I will write to you again, and untill I learn from you, that you have taken your passage home.—I have now to acknowledge a succession of Letters from you, arriveing nearly all together No 106. No 107 No 108 No 109 No 10010 and No 111 March the 16th which is the late date— I hope you did not think, when I wrote to you pressing your return to America, that my object was the office to which you...
When I received your Letter of the 8th, written upon a Sunday, for which you apologize, it brought to my mind a Letter I once read written upon a Sunday morning by the Revd dr Mayhew of Boston, to mr James otis, respecting Some secular affairs of importance. he began his Letter with these Words—“To a good man all time is holy, and none too holy, to do good.” I think you may have absolution...
The Books have come, and never were in the Custom house as I beleive. it was not a Box, but a package. Farmers Works are a part of them. mr Tappant, Sent them out. mr Aspinwall our consul had the charge of them, and they came in the Margaret Frances, and not as Supposed in the Galen I received your Note by mr Greenleaf. I inclose the pattern I like best. Seven yds if you please of it. Louissa...
I owe you many thanks for the early notice which you transmitted me, of mr Adams’s acceptance of the Appointment of State. untill yesterday, I have remaind without any direct communication from him. The Letter which I inclose for your perusal, I regret not having received a day or two Sooner, that I might have had the pleasure of communicating it to the President when he did us the favour of...
How shall we get on without you? I dont half like it. why cannot you come out with mr Shaw? if you had Said Yes mr Clarke would gladly have come in for you. taking all things into consideration—I made a proposition to them to day that they should be married on Sunday Evening—as they rejected having a dinner, for I could not see how I could avoid a dinner if they were married in the...
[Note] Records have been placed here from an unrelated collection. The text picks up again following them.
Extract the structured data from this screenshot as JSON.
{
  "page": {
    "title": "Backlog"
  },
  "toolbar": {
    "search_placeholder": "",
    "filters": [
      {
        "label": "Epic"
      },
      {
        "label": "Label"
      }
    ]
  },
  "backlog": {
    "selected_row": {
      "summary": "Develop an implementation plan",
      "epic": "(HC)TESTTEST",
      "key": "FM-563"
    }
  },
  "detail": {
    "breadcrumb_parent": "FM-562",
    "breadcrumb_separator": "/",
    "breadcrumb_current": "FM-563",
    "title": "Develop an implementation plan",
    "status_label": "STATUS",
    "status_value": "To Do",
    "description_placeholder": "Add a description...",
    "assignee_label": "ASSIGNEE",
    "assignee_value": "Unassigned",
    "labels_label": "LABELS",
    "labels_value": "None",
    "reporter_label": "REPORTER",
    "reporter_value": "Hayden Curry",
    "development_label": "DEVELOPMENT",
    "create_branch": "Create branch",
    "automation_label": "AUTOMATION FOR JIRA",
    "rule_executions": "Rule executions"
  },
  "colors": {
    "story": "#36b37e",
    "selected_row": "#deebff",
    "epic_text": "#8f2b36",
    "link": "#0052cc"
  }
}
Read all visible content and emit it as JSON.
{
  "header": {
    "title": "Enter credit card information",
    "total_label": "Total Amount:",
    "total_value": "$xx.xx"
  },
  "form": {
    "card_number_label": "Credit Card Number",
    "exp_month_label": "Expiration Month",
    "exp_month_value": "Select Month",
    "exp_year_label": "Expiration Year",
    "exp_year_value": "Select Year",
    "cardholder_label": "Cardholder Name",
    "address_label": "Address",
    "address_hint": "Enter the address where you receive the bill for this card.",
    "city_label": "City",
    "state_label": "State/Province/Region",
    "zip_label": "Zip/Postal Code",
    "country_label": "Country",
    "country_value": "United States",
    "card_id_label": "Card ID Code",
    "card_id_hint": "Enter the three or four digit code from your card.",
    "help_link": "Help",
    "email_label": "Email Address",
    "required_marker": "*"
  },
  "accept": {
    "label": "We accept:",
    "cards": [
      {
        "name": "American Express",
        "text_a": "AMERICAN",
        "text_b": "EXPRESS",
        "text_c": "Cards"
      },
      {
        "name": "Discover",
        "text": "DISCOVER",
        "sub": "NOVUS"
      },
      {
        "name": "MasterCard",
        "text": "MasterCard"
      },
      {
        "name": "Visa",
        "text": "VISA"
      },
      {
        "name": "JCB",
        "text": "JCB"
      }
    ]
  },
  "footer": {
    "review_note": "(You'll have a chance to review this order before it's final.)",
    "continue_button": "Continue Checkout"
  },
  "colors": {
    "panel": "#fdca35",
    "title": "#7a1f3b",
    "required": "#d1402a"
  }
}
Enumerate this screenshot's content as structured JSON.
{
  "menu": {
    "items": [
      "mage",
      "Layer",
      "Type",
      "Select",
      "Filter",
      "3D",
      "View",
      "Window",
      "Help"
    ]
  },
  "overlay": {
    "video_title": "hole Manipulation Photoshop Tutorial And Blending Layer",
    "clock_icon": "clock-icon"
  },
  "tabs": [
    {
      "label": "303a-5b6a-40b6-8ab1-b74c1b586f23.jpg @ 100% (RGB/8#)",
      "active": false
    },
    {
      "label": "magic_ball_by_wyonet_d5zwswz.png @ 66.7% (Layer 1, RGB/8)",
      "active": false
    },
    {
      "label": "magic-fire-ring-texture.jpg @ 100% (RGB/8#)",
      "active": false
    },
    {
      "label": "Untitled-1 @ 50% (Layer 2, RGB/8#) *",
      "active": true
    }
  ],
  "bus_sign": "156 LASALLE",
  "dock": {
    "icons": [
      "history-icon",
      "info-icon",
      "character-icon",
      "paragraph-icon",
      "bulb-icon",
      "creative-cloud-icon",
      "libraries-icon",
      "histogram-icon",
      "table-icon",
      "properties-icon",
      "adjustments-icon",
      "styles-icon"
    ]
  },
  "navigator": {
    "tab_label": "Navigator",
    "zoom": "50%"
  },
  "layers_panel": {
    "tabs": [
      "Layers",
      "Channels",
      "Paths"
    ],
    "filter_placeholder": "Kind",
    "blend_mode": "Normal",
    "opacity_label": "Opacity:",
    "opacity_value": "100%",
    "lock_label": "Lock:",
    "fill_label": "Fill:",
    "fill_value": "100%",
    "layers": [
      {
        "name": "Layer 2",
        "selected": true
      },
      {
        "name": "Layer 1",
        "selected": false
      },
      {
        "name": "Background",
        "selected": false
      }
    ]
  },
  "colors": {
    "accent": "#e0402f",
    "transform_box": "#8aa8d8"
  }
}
Through the kind of attention of mr Crafts we learnt yesterday morning of the arrival of the Washington, and in the Evening, through our watchfull centinal Harriet, I received the gratefull intelligence under your own hand, that you were Landed and all well for which joyfull News to your parents; God be thanked—we now wait, in pleasing expectation of welcoming You; one and all, to the old...